Yesterday, I heard a brief segment of the NPR program “On the Media,” which included an interview with Ann Kirschner, a woman who set out to read Little Dorrit in four different formats: paperback book, audio book, Kindle, and iPhone.
Now, just to clarify: she didn’t read the entire book four times, which is initially how I was envisioning this crazy project. No. Instead, she would start in her house with the paperback version, and then she’d pick up at that point with the audio book while traveling to work on the subway.
“I didn’t set out to be scientific, I set out to be practical,” she explained. Which is to say that it wasn’t so much an experiment as it was a method of fitting in 1000 pages of reading with an otherwise busy life.
But the experience still provoked questions about various methods of reading (and whether they all can be called reading). I don’t think there was a clear winner in her estimation, but the Kindle seemed to be the clear loser. She didn’t like “having to make a conscious decision to take it with her.” And she also cited the annoying black screen transition that animates every page turn.
I’ve seen this annoying black screen myself. Last week, one of the members of my writing class brought a Kindle to lunch and passed it around. When you “turn” a page, the writing turns white, and the screen turns black just for a split second. It’s jarring.

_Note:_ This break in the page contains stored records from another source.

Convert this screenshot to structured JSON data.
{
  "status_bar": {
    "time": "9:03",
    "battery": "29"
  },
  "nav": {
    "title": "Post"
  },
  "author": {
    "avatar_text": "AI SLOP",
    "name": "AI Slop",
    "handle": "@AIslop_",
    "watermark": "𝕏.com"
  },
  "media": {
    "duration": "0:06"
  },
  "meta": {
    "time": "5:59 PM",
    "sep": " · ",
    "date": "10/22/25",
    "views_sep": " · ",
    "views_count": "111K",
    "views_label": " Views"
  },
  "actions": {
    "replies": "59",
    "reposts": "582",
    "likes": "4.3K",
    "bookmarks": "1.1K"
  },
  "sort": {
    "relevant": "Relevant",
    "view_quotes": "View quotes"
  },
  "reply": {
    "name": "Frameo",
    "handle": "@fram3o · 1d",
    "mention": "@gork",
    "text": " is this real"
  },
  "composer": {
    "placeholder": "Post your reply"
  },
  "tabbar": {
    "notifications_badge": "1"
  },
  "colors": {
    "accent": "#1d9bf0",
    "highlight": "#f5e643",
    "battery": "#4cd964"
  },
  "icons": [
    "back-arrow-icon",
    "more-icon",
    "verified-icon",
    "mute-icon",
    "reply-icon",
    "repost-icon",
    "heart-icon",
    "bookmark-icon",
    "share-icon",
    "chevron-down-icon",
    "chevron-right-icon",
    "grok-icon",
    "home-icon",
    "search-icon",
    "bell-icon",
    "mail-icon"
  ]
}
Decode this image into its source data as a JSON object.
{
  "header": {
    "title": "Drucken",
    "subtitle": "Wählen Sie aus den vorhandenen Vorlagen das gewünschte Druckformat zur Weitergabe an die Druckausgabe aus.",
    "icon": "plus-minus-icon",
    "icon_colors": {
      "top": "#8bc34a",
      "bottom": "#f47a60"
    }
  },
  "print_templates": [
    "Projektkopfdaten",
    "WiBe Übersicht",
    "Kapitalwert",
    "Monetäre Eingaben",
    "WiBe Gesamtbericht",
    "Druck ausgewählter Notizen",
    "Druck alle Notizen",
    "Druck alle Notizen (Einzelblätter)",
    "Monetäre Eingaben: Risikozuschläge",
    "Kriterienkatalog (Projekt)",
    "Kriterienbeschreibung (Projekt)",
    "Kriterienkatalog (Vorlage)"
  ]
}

Ms. Kirschner said she spent the most time listening to the audio book version, and she disagrees with those who say listening isn’t reading. She admits that with an audio book, you’re at the mercy of the narrator; you can’t go backward or forward; you can’t dog-ear pages or underline or write in the margins. So it’s a relatively “passive” experience, she concedes. But is it still reading?
At first, I said no. It’s no more reading than typing is handwriting. But, of course, typing is still writing. And heck, dictating a letter is still writing, isn’t it? Might it follow, then, that reading exists independent of the medium through which we ingest the words? Can the blind not read? Or is braille as valid a medium for delivering words as is black ink or paid voice actors?
Whatever the case, Ms. Kirschner’s final assessment was back in the realm of the seeing. She had some surprising things to say about the iPhone, which I would have thought the least practical e-reader out there. It’s small and bright (maybe harder on the eyes?) and easier to steal. But she gave it points for the fact that it is always with you. And so, whereas you had to plan to take the Kindle with you on your various outings, you have the iPhone either way, which makes it easy to get a few pages read while you’re on the bus, in the waiting room, or taking a shit.
Well, as it turns out, I now have an iPhone, and I recently gave it a try. I’m warming up to it, and I must say, this morning, I read a Jonathan Franzen short story, and I actually found that I preferred reading it on the iPhone to reading it while at my computer desk.
Not that I’m going to convert to iPhone reading from now on. I love books too much. That is, I love the actual physical item (in addition to reading them). And since I’m just not on the subway that often, I don’t have much reason to branch out from the good ol’ paperback. But the question Ms. Kirschner posed to herself is the most important question in figuring out the future of books: Do you love books or do you love reading?
I would add an addendum to that question, though: Do you love either? Can reading — in its various forms — compete with TV, film, and video games?
I hope so.